In the final segment, the revolution is over, and so the romantic interlude.  The improbable lovers tour the aftermath of what they hath wrought (in the back seat of a big American sedan, insulated and detached as ever) before he departs on his flight back to the States.  That their brief but torrid affair will continue to haunt him is evident, though whether she will ever give him another thought less so:  “We’d ride in the back of the Monterey/Undisturbed through the disarray we would silently glide/We’d stroll where the ghosts of Allende played/Darkness falling as memory fades, and a silverbird flies/I can still taste the night when we kissed it all goodbye.”  The song ends as it began, with our narrator reminiscing about when they met, though this time with the added revelation that he probably never knew her true identity:  “When we met, I did not catch your name/But you shared your dream for Santiago.”  And that, my dear, was all that mattered.
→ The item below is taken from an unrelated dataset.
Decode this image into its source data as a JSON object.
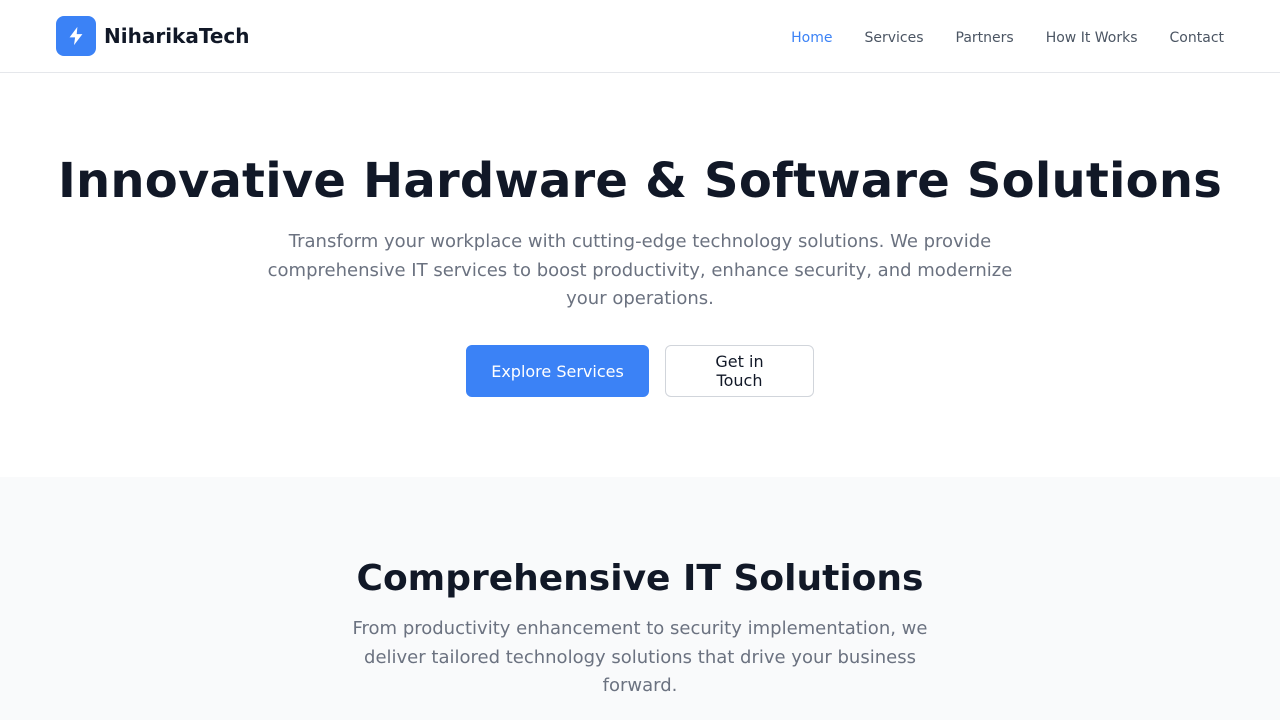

All in all, “Santiago” is a fun song, not to be taken particularly seriously, that could make for an entertaining screenplay.  Or maybe just a fine soundtrack for salsa on “Dancing with the Stars.”  You decide.
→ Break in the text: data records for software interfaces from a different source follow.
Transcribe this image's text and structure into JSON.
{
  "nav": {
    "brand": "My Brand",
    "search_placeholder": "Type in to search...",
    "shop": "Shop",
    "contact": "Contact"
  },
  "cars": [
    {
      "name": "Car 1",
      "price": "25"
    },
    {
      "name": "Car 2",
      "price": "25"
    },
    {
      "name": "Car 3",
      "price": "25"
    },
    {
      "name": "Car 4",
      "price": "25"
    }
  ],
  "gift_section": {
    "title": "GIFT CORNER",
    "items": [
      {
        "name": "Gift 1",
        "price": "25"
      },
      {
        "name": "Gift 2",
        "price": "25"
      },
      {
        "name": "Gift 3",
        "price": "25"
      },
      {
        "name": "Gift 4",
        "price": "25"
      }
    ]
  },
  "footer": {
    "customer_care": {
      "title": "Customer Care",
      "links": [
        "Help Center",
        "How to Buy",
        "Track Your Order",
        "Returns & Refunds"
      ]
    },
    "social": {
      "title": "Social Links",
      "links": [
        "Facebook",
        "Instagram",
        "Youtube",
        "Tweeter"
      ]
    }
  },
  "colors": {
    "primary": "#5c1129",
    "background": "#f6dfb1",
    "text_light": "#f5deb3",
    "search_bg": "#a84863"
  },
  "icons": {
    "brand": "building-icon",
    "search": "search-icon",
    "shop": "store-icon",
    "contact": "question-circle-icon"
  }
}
Lyrics

SANTIAGO
 
You were underground, I was CIA
When I couldn’t quite make myself clear
You appeared, and somehow saved the day
It was ’73, and the streets were on fire
But the nights were our own
Dedicated to samba and secret desire . . .
 
When we met at Dona Nena’s place
I saw the face of Santiago
You hypnotized me with the tales you’d tell
And so, I fell for Santiago
 
We’d hide in our room high above the fray
As a soft bossa nova’s sway soothed the far-away din
We’d write, while the world below turned a page
On a cool white sheet where we lay ‘til the sun rushes in
Rising up in the glow of your warm copper skin
 
And though I am quite an ordinary man
When you came to my door
I became something more in your hands
An ampersand, a footnote to a heroine
But in your deep sea-green eyes
I appear as I’ve always imagined
 
We’d ride in the back of the Monterey
Undisturbed through the disarray we would silently glide
We’d stroll where the ghosts of Allende played
Darkness falling as memory fades, and a silverbird flies
I can still taste the night when you kissed me goodbye
 
When we met, I did not catch your name
But you shared your dream for Santiago
You seduced me with your siren spell
And so, I fell for Santiago